▶ _Component data from apps and pages_:
========================================================================

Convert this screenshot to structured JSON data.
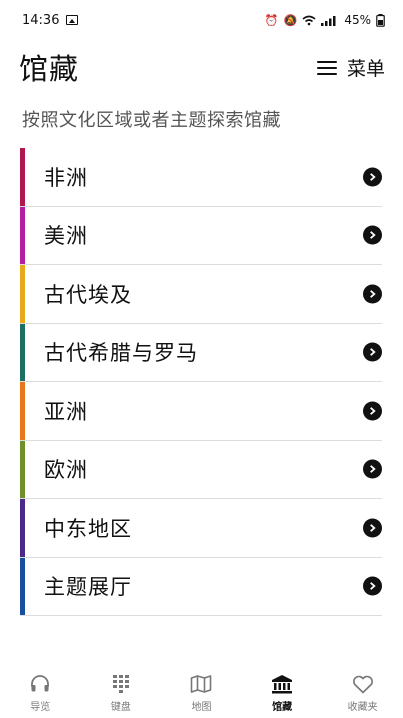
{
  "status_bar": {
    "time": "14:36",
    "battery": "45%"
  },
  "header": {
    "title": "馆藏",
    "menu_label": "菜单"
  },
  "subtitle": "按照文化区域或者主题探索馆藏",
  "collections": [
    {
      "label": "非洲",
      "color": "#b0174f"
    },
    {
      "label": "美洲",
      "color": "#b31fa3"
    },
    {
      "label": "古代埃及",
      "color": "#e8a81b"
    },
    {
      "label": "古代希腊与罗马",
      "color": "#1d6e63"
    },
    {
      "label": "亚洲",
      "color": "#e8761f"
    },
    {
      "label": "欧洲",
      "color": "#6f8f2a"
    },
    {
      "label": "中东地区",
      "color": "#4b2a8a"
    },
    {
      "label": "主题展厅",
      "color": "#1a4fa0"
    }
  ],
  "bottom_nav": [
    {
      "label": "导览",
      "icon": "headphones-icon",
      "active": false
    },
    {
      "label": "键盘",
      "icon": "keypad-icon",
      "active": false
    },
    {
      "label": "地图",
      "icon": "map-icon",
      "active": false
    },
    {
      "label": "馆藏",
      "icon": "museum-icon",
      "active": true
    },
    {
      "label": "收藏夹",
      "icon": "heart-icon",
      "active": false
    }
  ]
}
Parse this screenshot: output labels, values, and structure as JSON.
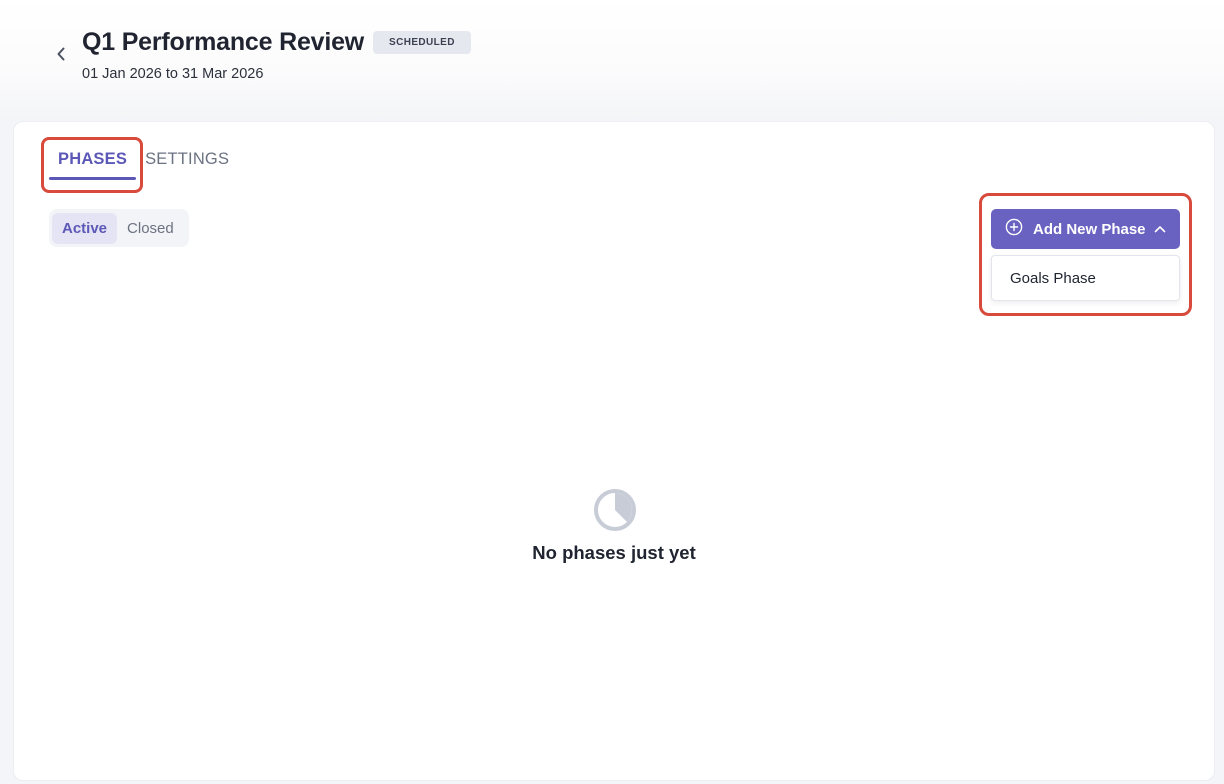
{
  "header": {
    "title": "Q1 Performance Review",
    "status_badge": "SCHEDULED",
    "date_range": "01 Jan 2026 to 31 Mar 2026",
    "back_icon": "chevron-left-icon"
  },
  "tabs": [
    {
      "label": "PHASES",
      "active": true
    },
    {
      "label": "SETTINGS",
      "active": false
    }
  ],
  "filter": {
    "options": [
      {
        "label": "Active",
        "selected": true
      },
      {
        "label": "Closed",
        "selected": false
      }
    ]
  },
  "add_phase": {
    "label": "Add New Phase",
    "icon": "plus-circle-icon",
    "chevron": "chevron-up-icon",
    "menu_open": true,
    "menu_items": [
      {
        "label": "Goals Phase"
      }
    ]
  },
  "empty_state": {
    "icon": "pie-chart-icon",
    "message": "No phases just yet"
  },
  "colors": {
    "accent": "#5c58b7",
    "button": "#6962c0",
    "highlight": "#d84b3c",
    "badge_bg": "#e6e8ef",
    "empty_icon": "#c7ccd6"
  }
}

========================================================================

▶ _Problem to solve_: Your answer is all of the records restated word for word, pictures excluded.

▶ _Solution for this exercise_:
Convert this screenshot to structured JSON data.
{
  "status_bar": {
    "time": "14:36",
    "battery": "45%"
  },
  "header": {
    "title": "馆藏",
    "menu_label": "菜单"
  },
  "subtitle": "按照文化区域或者主题探索馆藏",
  "collections": [
    {
      "label": "非洲",
      "color": "#b0174f"
    },
    {
      "label": "美洲",
      "color": "#b31fa3"
    },
    {
      "label": "古代埃及",
      "color": "#e8a81b"
    },
    {
      "label": "古代希腊与罗马",
      "color": "#1d6e63"
    },
    {
      "label": "亚洲",
      "color": "#e8761f"
    },
    {
      "label": "欧洲",
      "color": "#6f8f2a"
    },
    {
      "label": "中东地区",
      "color": "#4b2a8a"
    },
    {
      "label": "主题展厅",
      "color": "#1a4fa0"
    }
  ],
  "bottom_nav": [
    {
      "label": "导览",
      "icon": "headphones-icon",
      "active": false
    },
    {
      "label": "键盘",
      "icon": "keypad-icon",
      "active": false
    },
    {
      "label": "地图",
      "icon": "map-icon",
      "active": false
    },
    {
      "label": "馆藏",
      "icon": "museum-icon",
      "active": true
    },
    {
      "label": "收藏夹",
      "icon": "heart-icon",
      "active": false
    }
  ]
}
Parse this screenshot: output labels, values, and structure as JSON.
{
  "header": {
    "title": "Q1 Performance Review",
    "status_badge": "SCHEDULED",
    "date_range": "01 Jan 2026 to 31 Mar 2026",
    "back_icon": "chevron-left-icon"
  },
  "tabs": [
    {
      "label": "PHASES",
      "active": true
    },
    {
      "label": "SETTINGS",
      "active": false
    }
  ],
  "filter": {
    "options": [
      {
        "label": "Active",
        "selected": true
      },
      {
        "label": "Closed",
        "selected": false
      }
    ]
  },
  "add_phase": {
    "label": "Add New Phase",
    "icon": "plus-circle-icon",
    "chevron": "chevron-up-icon",
    "menu_open": true,
    "menu_items": [
      {
        "label": "Goals Phase"
      }
    ]
  },
  "empty_state": {
    "icon": "pie-chart-icon",
    "message": "No phases just yet"
  },
  "colors": {
    "accent": "#5c58b7",
    "button": "#6962c0",
    "highlight": "#d84b3c",
    "badge_bg": "#e6e8ef",
    "empty_icon": "#c7ccd6"
  }
}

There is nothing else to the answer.